  • Dynamic airway collapse can also occur in disease states that causes increased compliance (CF, COPD)
  • Even the larger airways may be compressed if frequent coughing has damaged the cartilage.
airway physiology mucus plugging
Airway Physiology:Mucus Plugging
  • In order for cough or expiratory flow to mobilize secretions, it is necessary to get air behind the secretions.
  • Mucus plugs can prevent inspiratory flow from getting behind the site of obstruction, making cough and airway clearance ineffective.
high frequency devices
High-Frequency Devices
  • Anecdotal discoveries made during early research on HFOV found that pulsatile gas flows at 3-30 Hz increased the volume of secretions in the upper airway.
  • Later studies confirmed that the cephalad flow of secretions was accelerated during HFOV.

JB Fink, Resp Care July, 2002 Vol 47 No 7 pg 797

hfo mechanisms of action
HFO: Mechanisms of Action
  • Reduction in mucus viscoelasticity.
  • Shear forces at the air-mucus interface applied at oscillatory frequencies that approximate cilia beat frequency.
    • HFO “resonates” with the cilia, nudging the mucus layer upward.
  • Redistribution of lung volume.

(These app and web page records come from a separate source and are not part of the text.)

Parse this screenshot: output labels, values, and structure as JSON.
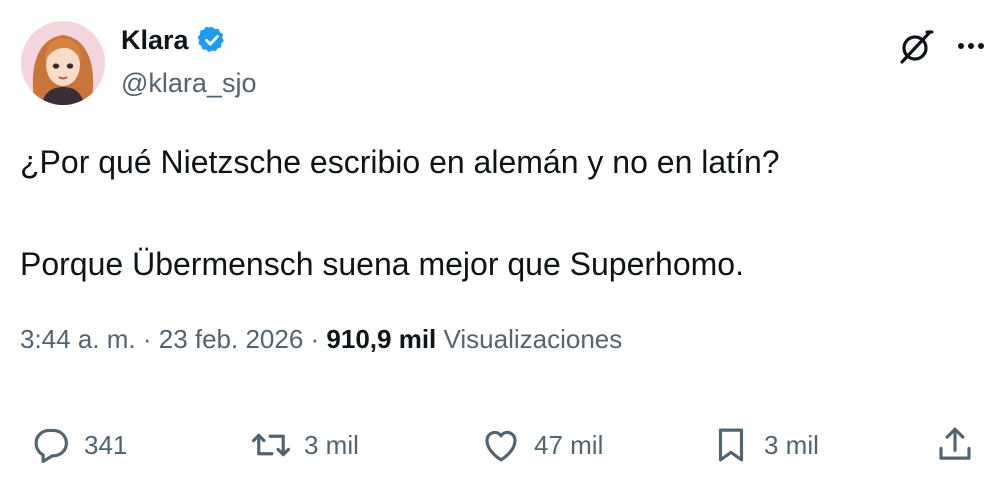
{
  "author": {
    "name": "Klara",
    "handle": "@klara_sjo"
  },
  "tweet": {
    "line1": "¿Por qué Nietzsche escribio en alemán y no en latín?",
    "line2": "Porque Übermensch suena mejor que Superhomo."
  },
  "meta": {
    "time": "3:44 a. m.",
    "separator1": " · ",
    "date": "23 feb. 2026",
    "separator2": " · ",
    "views_count": "910,9 mil",
    "views_label": " Visualizaciones"
  },
  "actions": {
    "replies": "341",
    "reposts": "3 mil",
    "likes": "47 mil",
    "bookmarks": "3 mil"
  },
  "icons": {
    "verified": "verified-badge-icon",
    "grok": "grok-icon",
    "more": "more-options-icon",
    "reply": "reply-icon",
    "repost": "repost-icon",
    "like": "heart-icon",
    "bookmark": "bookmark-icon",
    "share": "share-icon"
  },
  "colors": {
    "verified_blue": "#1d9bf0",
    "text_primary": "#0f1419",
    "text_secondary": "#536471"
  }
}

JB Fink, Resp Care July, 2002 Vol 47 No 7 pg 798

hfo mechanisms of action20
HFO: Mechanisms of Action

Normal Exhalation

oscillatory clearance index
Oscillatory Clearance Index
  • OCI was developed by Scherer, et al, in 1995.
  • Described conditions for optimal mucus transport:
    • Expiratory flow in the range of 1-3 L/s.
    • Oscillation frequency between 8-15 Hz.
  • OCI derived to find optimal settings for IPV and HFCO.

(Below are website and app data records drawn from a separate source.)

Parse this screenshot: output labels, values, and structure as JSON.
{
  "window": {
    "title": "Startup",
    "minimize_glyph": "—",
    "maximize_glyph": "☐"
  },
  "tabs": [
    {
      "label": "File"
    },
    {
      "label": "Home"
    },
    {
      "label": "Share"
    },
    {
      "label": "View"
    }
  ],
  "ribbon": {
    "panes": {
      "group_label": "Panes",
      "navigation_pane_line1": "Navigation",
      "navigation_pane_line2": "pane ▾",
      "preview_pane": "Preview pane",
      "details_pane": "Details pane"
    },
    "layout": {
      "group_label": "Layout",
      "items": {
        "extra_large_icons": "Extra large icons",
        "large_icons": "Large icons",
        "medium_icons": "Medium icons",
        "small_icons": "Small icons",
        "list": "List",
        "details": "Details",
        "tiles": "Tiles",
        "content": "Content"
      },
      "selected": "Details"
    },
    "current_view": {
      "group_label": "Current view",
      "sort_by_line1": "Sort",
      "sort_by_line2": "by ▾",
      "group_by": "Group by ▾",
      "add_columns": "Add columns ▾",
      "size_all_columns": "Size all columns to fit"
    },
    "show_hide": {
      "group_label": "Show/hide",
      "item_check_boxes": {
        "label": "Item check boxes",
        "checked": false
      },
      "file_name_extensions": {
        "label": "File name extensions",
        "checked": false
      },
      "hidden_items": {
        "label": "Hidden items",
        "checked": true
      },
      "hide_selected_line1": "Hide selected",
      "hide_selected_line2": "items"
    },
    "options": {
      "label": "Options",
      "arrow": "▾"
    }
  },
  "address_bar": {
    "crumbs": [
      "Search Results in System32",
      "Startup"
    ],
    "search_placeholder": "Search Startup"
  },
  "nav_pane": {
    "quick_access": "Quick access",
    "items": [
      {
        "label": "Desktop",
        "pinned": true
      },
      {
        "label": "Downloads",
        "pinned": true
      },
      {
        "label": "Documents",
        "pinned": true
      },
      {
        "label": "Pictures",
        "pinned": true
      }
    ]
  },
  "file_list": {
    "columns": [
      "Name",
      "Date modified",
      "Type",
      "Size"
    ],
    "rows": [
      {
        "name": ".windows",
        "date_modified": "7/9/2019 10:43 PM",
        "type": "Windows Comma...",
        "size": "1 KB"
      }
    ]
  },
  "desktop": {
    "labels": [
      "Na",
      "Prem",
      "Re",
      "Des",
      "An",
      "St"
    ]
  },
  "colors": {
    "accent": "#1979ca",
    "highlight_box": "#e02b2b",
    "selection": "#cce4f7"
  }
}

TA Scherer, Chest 1998; 113; 1020

oscillatory clearance index23
Oscillatory Clearance Index
  • Using surrogate outcomes of weight of expectorated sputum, PFTs and SpO2 they found:
  • High-frequency airway and chest oscillation was as effective as CPT, was well tolerated and has the potential to reduce health-care costs by permitting self-administration of the modalities.

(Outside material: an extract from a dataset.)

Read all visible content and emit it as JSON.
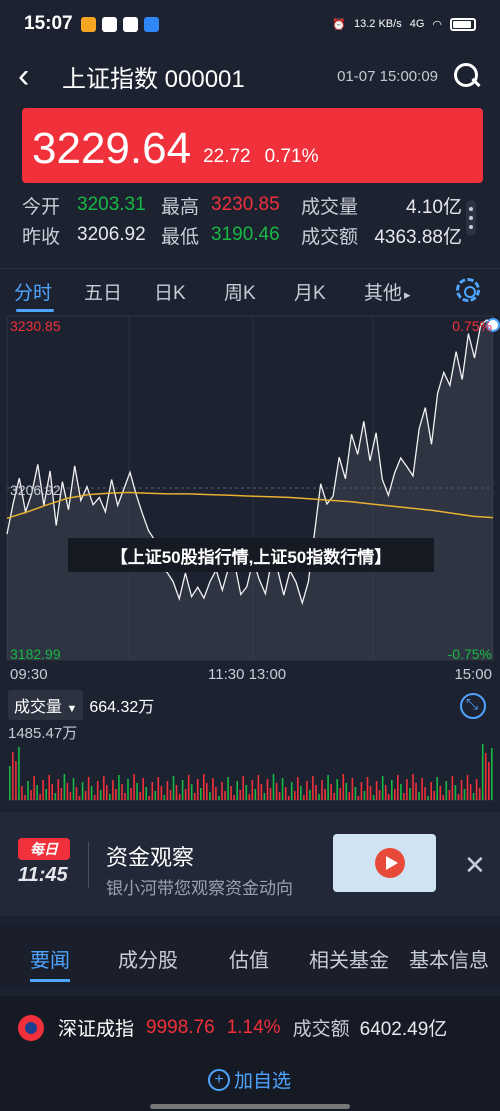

TA Scherer, Chest 1998; 113; 1020

optimizing the oscillatory clearance index
Optimizing the Oscillatory Clearance Index
  • The higher the frequency,
  • The higher the expiratory flow
  • The lower the inspiratory flow
  • The faster the inward displacement of the airway wall during expiration
  • The slower the outward displacement during the inspiration =
  • Higher OCI
  • Without any bias flow and with equal times of I:E airway wall displacement, the OCI equals zero.

TA Scherer, Chest 1998; 113; 1024

operational characteristics
Operational Characteristics
  • Treatment duration approx 20 min.
  • Impaction pressures of 25-40 psig.
  • Frequency < 100 to 225 cycles/min.
  • Non-oscillatory demand CPAP and intermittent mandatory ventilation (mandatory breath control button).
  • Medication Nebulizer
operational characteristics29
Operational Characteristics
  • Pressure and flow waveforms similar to Percussionaire.
  • Frequency up to 30 Hz.
  • Medication Nebulizer.
operational characteristics31
Operational Characteristics
  • Pressure and Flow waveforms in CHFO mode similar to other IPV devices.
  • Frequency of 230 cycles/min at 45 cmH2O on Higher Setting.
  • Frequency of 190 cycles/min at 38 cmH2O on lower setting.
  • CPEP adjustable from 0-30 cmH2O.
operational characteristics34
Operational Characteristics
  • Pulse frequency adjustable from 5-25 Hz.
  • Pressure in the vest ranges from 28 mm Hg at 5 Hz to 39 mm Hg at 25 Hz.
flutter vrp1 operational characteristics
Flutter VRP1 Operational Characteristics

LA Alves, Resp Care, March 2008, Vol 53 No3 p 319-321

flutter vrp1 operational characteristics38
Flutter VRP1 Operational Characteristics

LA Alves, Resp Care, March 2008, Vol 53 No3 p 321

opep devices acapella
OPEP Devices: Acapella

TA Volsko, Resp Care, Feb, 2003 Vol 48 No 2 pg 127

airway stability with hfo
Airway Stability with HFO
  • Anecdotally, these devices could potentiate dynamic airway compression and shift the EPP peripherally.
  • Non-oscillatory PEP may be an effective way to stent the airways open and promote secretion mobilization with a “huff-effect”.
thank you for your participation

Thank You for your participation!

Discussion

Presentation available at:

www.rtconnection.org

david.barton@HCAHealthcare.com